**WHAT THE TASK REQUIRES:**
Look through the lines below for the word "indicates", and copy every line that has it.

**DATA FOR THIS EXERCISE:**
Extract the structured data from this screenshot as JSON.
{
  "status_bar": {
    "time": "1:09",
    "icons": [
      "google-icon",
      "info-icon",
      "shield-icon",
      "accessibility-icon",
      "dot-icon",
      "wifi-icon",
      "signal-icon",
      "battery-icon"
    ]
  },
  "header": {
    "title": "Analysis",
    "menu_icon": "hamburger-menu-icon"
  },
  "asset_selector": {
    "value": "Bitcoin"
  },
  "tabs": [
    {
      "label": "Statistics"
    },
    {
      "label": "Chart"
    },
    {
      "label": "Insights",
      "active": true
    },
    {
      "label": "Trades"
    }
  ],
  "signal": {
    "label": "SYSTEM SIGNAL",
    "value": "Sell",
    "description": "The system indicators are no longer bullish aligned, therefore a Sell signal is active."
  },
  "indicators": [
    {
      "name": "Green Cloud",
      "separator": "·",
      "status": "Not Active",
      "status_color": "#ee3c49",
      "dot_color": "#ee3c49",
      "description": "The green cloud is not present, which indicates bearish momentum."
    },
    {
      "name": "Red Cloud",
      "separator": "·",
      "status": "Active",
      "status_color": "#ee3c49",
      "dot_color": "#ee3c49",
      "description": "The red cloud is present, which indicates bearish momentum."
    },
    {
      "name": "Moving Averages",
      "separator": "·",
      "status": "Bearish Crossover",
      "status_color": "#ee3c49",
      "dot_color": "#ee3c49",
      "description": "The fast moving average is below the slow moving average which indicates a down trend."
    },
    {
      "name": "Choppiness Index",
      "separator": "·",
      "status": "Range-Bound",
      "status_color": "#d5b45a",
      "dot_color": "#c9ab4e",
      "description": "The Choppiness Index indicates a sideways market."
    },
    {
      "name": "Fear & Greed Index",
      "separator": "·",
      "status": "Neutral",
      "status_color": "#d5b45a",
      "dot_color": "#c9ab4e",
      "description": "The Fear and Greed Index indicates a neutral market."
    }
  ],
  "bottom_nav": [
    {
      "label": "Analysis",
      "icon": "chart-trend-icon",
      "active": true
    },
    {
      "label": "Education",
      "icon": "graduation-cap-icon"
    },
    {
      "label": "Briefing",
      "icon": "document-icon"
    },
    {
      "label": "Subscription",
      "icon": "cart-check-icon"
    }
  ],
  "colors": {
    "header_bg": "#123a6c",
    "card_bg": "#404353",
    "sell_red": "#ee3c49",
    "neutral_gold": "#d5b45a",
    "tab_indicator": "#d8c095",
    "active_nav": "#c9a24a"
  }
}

**YOUR SOLUTION:**
      "description": "The green cloud is not present, which indicates bearish momentum."
      "description": "The red cloud is present, which indicates bearish momentum."
      "description": "The fast moving average is below the slow moving average which indicates a down trend."
      "description": "The Choppiness Index indicates a sideways market."
      "description": "The Fear and Greed Index indicates a neutral market."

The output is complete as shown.